Cronos is a young man’s movie (though del Toro fretted that he was a late starter), but its emotional sophistication is striking. At the film’s heart is the relationship between a reluctant vampire—aging antiques dealer Jesús Gris, played by veteran Argentine actor Federico Luppi—and Aurora (Tamara Shanath, who has made only a handful of subsequent films), the silent, watchful granddaughter who adores him. Infected with eternal life by an ancient insect hidden within an intricate clockwork one, Gris is gradually transformed into a pallid creature who must shun the daylight and drink blood to survive. He is hunted by a ruthless thug (Ron Perlman, best known then for the cultish romantic fantasy television series Beauty and the Beast, and later for del Toro’s Hellboy) whose wealthy but infirm uncle covets the cronos device, and he is degraded (dressed in dapper black tie for a New Year’s Eve ball, he can’t resist lapping blood from the men’s room floor), brutalized, and eventually killed . . . except, of course, that he can’t die, and escapes his own cremation to creep home in the pouring rain. If your heart isn’t broken by the scene in which Aurora opens the door and hands her grandpa a fluffy towel, then puts him to bed in a coffinlike toy box with stuffed animals and a plastic dolly for company, your heart is unbreakable.
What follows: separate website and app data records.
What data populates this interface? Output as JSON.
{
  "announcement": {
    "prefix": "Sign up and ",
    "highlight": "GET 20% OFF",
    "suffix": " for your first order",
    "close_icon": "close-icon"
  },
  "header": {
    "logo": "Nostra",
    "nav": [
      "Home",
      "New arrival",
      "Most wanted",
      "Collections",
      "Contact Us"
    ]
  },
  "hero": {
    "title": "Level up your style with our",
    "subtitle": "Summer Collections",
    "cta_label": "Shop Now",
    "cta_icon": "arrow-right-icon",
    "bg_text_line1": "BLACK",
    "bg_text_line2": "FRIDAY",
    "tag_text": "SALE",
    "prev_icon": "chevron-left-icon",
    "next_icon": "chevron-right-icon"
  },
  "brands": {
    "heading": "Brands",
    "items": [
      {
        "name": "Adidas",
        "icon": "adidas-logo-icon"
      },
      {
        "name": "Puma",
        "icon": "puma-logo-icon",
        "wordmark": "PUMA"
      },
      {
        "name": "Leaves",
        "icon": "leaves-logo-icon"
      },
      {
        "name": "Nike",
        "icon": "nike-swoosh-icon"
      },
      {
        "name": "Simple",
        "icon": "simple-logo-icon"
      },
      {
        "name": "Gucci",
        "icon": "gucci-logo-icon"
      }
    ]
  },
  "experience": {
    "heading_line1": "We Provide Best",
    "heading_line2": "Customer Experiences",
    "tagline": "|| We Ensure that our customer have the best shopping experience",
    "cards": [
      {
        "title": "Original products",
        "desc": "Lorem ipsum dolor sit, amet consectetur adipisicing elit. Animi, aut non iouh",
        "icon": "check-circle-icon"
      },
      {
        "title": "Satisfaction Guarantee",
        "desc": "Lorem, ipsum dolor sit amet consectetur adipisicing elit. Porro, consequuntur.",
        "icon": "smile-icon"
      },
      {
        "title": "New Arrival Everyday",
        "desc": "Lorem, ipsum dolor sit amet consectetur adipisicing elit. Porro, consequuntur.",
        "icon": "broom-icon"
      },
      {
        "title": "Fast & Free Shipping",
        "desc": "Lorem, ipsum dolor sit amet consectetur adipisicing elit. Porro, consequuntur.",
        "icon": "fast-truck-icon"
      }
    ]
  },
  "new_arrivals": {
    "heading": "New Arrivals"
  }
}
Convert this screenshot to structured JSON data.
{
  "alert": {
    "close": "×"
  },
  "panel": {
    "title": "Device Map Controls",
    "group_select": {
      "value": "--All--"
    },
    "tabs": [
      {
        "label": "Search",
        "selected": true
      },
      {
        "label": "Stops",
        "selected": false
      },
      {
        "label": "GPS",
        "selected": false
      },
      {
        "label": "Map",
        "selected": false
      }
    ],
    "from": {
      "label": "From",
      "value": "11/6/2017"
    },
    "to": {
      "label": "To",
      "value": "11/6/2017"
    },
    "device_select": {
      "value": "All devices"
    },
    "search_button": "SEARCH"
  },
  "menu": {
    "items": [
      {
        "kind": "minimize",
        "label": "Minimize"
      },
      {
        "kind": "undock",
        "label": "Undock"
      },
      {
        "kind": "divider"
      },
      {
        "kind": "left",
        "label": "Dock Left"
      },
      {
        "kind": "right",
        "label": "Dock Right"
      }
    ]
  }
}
Del Toro has said that were he to make Cronos now, it would be a very different film. And though that’s no doubt true, it’s hard to imagine its being a better one. In the words of the doomed alchemist who creates the gold bug and learns that immortality comes at a price: suo tempore. Everything in its time.
Maitland McDonagh has written about film for publications ranging from Dance Now to the New York Times and Film Comment. She is the author of four books, including Broken Mirrors/Broken Minds: The Dark Dreams of Dario Argento.